Although many might think the GF110mmF2 R LM WR is the better portrait lens, hear me out about the more versatile GF120mmF4 R LM OIS WR Macro. Wide open, it’s hard to focus with the GF110mmF2 because the depth of field is so shallow. You have to go into manual focus mode and still punch in, making sure you’re focusing correctly. I also find the transition between focus and out of focus less smooth on this lens versus the GF120mmF4. Shooting the GF120mmF4 wide open is similar to shooting an XF series lens at around f/2, so the out of focus look is still very shallow. The transition between focus and out of focus is also beautiful. Finally, this lens is OIS and has macro capabilities, making this lens very versatile.
Honourable Mentions/ Final Thoughts
Although the Fujifilm X100F is technically not a ‘kit’ camera, you can add the telephoto and wide angle converters, but I don’t recommend it. It’s not that the adapters don’t work, but the whole reason to buy the X100 series is to be small and light. By the time you add the converter lenses (especially the telephoto) you’re bigger and heavier than the X-E3 and equivalent prime. I adore the X100F, and it’s the one camera in the Fujifilm lineup that loyal Sony, Canon, Nikon and Pentax shooters can be found using as their daily carry or vacation camera. Another great option is the X70 as an even more compact camera. It’s truly a pocketable camera (jacket or loose pants pocket) and I am confident Fujifilm will build another version of it in the near future (fingers crossed).
In conclusion, these are my top picks as my favourite Fujifilm cameras and lenses to shoot with. If I was forced to choose just a single kit for work and for play (which includes video, stills, travel, street) I would have to pick the X-T2 with the XF 23mmF2 R WR. Yes, I did review the X-H1 but I feel the firmware needs a bit more refinement and IBIS is not very high on my list of priorities. As for the lens, I also really love the XF10-24mmF4 lens but I don’t always want to carry such a large lens around. The XF23mmF2 has served me well and is the most-used lens in the X Series lineup (followed by the XF10-24mmF4).
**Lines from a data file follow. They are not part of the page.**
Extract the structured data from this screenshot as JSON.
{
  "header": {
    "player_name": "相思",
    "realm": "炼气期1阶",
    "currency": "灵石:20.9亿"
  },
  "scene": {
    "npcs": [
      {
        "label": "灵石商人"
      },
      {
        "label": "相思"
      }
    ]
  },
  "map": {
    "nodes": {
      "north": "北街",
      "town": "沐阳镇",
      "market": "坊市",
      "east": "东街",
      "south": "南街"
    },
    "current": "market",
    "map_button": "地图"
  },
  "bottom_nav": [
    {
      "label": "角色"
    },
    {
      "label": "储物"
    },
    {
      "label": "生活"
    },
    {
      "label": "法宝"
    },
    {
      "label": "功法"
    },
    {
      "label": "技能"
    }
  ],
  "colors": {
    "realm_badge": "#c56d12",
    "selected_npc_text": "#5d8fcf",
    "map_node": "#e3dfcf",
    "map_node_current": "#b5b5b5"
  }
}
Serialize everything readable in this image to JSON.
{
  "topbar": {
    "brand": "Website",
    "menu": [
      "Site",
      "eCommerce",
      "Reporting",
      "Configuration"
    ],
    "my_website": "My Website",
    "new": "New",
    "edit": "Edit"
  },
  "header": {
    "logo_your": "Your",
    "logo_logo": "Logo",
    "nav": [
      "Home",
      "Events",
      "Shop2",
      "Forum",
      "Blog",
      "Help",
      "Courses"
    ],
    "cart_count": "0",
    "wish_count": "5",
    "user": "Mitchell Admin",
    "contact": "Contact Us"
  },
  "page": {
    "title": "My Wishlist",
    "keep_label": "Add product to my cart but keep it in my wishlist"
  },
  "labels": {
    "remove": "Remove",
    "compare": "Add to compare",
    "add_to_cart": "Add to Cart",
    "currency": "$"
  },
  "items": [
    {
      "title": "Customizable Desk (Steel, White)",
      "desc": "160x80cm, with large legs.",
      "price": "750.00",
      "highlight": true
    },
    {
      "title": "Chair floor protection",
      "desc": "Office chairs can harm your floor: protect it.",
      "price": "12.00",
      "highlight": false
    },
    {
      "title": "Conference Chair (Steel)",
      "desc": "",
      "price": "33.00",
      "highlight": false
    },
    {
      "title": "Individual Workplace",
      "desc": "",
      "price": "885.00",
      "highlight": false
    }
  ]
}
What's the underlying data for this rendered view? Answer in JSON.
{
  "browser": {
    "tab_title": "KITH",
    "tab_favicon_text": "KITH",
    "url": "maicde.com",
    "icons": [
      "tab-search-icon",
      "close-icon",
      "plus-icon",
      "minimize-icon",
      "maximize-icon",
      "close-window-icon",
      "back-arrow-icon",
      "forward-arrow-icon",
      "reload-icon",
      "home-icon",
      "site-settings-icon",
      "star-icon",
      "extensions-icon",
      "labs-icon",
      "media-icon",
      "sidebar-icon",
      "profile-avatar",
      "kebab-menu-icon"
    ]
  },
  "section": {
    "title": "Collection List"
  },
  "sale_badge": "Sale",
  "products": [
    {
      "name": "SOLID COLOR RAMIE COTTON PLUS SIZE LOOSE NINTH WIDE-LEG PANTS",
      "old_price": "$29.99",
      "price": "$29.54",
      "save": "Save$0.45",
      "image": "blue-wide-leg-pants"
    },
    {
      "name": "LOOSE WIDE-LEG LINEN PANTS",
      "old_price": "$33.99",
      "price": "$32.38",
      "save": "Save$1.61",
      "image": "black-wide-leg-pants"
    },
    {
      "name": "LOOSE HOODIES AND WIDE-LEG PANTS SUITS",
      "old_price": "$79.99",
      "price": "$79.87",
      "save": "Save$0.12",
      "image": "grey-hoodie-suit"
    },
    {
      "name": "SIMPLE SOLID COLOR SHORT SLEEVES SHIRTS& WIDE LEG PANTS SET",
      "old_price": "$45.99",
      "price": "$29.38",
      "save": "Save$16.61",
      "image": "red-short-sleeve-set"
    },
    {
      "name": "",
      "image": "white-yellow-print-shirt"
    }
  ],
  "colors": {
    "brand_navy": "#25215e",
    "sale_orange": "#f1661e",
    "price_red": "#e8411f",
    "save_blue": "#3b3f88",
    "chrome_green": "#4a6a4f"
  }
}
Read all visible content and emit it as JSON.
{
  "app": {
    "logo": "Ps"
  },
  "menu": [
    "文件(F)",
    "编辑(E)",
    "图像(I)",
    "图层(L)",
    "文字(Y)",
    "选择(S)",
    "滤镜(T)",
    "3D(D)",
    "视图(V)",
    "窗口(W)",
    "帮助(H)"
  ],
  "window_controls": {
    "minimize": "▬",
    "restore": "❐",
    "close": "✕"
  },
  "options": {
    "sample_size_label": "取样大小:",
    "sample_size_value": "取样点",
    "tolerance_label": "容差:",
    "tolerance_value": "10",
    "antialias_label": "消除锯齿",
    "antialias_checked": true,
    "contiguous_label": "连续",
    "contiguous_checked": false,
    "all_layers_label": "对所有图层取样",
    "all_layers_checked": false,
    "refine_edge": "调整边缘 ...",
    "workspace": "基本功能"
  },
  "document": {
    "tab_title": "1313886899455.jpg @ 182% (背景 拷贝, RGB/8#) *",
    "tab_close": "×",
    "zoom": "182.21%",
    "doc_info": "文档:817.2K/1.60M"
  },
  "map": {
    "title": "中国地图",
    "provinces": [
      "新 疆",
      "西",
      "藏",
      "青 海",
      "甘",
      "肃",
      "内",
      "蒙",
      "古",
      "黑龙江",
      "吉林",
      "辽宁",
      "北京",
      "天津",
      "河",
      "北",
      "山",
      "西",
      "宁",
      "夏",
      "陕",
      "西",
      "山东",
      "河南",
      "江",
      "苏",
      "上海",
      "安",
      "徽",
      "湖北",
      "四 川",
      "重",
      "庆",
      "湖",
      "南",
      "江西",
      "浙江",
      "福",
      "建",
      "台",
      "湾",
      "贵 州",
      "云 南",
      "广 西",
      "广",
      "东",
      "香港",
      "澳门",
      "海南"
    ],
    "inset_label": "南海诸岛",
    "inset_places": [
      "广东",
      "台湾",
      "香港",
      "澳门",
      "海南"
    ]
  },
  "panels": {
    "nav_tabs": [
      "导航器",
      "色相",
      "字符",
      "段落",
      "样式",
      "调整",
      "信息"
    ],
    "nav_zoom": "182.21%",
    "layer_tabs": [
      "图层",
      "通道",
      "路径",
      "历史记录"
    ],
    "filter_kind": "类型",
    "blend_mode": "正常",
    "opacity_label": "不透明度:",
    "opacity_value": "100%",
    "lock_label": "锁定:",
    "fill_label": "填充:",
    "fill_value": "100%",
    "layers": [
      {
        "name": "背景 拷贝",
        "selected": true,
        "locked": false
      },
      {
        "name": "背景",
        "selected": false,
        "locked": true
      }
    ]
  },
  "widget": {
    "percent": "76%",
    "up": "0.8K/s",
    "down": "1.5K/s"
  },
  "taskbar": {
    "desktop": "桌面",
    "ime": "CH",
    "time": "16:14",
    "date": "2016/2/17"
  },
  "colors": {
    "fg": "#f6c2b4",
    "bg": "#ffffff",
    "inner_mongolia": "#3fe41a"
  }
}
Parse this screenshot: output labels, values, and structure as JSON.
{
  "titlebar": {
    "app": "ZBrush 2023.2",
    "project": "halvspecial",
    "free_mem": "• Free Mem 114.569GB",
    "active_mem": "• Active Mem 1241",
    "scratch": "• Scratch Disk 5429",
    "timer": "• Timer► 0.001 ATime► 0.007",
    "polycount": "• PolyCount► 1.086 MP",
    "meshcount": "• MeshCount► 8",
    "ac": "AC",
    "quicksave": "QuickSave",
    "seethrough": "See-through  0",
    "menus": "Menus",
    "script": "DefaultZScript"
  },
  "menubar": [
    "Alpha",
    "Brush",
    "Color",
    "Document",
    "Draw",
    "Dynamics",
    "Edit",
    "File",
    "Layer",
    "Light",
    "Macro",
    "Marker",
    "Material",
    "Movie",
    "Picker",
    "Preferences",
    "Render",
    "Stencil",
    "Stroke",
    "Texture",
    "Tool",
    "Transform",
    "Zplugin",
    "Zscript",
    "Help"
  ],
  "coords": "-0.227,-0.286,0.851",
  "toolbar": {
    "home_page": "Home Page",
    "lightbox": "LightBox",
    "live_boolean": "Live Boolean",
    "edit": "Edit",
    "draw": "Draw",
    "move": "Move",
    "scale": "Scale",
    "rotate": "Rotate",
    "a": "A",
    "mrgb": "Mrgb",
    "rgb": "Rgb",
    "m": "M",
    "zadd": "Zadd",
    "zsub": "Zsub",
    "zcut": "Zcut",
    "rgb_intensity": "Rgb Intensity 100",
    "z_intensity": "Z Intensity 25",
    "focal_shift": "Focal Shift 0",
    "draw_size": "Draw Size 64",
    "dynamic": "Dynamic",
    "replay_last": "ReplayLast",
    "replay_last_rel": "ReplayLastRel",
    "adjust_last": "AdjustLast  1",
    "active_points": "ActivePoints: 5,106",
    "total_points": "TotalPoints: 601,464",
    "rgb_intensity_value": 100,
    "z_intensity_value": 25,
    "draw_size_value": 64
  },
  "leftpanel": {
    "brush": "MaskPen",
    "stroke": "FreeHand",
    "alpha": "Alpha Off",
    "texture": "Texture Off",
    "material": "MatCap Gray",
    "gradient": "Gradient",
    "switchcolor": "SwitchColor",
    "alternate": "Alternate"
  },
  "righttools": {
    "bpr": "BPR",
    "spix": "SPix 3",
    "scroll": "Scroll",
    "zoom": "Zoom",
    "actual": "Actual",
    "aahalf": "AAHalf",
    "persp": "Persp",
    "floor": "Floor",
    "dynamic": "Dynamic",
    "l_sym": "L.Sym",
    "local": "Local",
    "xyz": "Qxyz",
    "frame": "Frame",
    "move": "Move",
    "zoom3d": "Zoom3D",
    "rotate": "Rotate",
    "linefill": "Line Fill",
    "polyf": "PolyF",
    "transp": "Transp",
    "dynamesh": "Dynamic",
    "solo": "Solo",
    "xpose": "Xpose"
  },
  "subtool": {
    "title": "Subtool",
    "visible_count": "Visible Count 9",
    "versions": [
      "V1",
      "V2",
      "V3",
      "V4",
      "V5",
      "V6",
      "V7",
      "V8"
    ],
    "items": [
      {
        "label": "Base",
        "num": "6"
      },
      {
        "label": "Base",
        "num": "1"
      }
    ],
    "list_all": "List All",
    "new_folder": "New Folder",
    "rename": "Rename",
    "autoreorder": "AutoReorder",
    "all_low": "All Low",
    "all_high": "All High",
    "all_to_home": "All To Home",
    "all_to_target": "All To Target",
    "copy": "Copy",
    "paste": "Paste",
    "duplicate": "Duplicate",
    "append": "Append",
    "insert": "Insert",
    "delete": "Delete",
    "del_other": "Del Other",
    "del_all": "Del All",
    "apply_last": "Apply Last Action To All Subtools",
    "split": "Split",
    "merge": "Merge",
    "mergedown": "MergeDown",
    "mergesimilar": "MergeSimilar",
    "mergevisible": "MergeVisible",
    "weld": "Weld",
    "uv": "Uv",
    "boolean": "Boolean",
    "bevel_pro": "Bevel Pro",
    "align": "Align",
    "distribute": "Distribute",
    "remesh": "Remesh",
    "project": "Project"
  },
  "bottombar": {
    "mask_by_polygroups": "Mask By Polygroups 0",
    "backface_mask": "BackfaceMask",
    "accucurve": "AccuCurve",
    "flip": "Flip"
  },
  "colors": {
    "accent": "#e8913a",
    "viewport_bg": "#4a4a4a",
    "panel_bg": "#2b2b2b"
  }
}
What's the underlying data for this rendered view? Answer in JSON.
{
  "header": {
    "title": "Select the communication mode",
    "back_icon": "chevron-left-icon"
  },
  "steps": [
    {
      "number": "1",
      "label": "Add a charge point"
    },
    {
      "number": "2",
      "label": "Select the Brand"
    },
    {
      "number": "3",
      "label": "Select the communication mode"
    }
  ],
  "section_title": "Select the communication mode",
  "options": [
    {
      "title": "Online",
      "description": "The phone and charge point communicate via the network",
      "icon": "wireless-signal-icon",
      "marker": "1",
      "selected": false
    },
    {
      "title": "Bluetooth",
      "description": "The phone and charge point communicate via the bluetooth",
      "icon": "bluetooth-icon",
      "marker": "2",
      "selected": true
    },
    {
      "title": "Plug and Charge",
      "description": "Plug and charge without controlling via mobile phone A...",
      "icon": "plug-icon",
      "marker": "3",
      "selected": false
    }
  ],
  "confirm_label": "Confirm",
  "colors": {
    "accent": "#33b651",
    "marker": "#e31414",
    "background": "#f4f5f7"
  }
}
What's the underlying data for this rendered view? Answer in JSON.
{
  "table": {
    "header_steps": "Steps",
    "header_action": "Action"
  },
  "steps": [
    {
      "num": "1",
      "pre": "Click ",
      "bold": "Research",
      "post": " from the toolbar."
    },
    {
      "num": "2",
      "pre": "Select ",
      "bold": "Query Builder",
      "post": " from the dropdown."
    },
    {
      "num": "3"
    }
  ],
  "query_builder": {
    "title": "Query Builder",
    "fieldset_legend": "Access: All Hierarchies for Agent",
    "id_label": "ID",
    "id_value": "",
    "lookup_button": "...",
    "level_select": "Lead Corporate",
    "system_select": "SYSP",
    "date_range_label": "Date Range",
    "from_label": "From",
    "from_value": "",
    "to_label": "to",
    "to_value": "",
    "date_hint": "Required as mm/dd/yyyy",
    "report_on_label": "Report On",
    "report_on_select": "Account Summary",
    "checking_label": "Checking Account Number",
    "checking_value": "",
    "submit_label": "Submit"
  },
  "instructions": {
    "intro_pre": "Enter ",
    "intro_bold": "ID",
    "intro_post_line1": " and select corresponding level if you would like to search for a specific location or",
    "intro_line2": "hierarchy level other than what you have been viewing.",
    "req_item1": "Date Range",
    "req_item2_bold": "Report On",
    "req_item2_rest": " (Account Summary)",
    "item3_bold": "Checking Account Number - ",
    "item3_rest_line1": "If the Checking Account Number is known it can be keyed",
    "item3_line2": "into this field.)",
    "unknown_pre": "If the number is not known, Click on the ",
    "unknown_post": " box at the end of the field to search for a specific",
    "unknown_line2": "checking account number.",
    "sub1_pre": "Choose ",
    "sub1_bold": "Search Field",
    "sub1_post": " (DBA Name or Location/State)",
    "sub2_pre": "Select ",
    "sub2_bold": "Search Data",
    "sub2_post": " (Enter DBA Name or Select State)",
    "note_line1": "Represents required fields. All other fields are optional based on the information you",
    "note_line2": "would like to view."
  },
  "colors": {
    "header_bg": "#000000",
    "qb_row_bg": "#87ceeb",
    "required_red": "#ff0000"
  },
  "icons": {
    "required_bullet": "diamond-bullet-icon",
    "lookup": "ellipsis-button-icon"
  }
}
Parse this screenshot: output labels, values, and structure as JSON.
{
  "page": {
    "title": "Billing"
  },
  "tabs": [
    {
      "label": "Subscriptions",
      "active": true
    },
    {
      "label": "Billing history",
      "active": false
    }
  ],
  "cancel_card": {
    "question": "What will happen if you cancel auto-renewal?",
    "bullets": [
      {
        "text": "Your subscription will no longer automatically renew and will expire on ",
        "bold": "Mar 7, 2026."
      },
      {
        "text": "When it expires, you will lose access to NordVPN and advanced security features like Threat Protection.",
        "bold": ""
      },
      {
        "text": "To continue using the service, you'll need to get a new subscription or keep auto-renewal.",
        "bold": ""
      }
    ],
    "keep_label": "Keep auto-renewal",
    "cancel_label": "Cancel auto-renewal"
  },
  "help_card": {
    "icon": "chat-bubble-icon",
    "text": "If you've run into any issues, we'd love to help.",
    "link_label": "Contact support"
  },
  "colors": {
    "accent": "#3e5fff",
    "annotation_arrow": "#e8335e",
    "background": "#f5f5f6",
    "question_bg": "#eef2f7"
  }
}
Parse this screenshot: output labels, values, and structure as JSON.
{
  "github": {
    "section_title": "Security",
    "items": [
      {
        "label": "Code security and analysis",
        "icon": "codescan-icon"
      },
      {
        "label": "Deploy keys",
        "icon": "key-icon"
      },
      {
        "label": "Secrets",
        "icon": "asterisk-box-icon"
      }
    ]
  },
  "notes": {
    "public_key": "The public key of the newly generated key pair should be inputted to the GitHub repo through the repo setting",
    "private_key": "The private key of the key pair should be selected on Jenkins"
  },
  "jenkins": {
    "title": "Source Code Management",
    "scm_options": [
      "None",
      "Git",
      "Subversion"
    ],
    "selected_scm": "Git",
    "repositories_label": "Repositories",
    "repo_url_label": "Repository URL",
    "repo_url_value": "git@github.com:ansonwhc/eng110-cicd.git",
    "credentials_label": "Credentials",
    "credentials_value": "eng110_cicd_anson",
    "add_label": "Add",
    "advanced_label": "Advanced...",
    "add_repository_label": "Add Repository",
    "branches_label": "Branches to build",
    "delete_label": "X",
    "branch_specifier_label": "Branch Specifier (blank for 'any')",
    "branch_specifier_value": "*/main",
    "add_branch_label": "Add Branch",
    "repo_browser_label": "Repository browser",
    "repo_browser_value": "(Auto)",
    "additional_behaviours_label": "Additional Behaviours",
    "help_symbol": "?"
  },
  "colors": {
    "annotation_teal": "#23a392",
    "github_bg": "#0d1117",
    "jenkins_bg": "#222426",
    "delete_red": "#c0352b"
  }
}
Because you don’t see your favourite camera or lens in this article, it doesn’t mean I don’t like them. These are just my personal choices for the type of photography I enjoy shooting, as well as the type of equipment I need when travelling and working. If you’re happy with your X-Pro1, X-T1, X-E2S, X-T20, then keep using it until it no longer suits your photographic needs. If you do decide to reach out and ask me about Fujifilm gear, remember to tell me more about you and your shooting style and requirements. The more I know about you, the better I can help you decide which is the best camera for you. Remember, there’s no perfect camera and lens combination that applies to every single photographer. Let me know in the comments section below what your current Fujifilm kit is, or what your dream kit would be and why. Let your imagination run wild guys and gals! Thanks for reading and happy shooting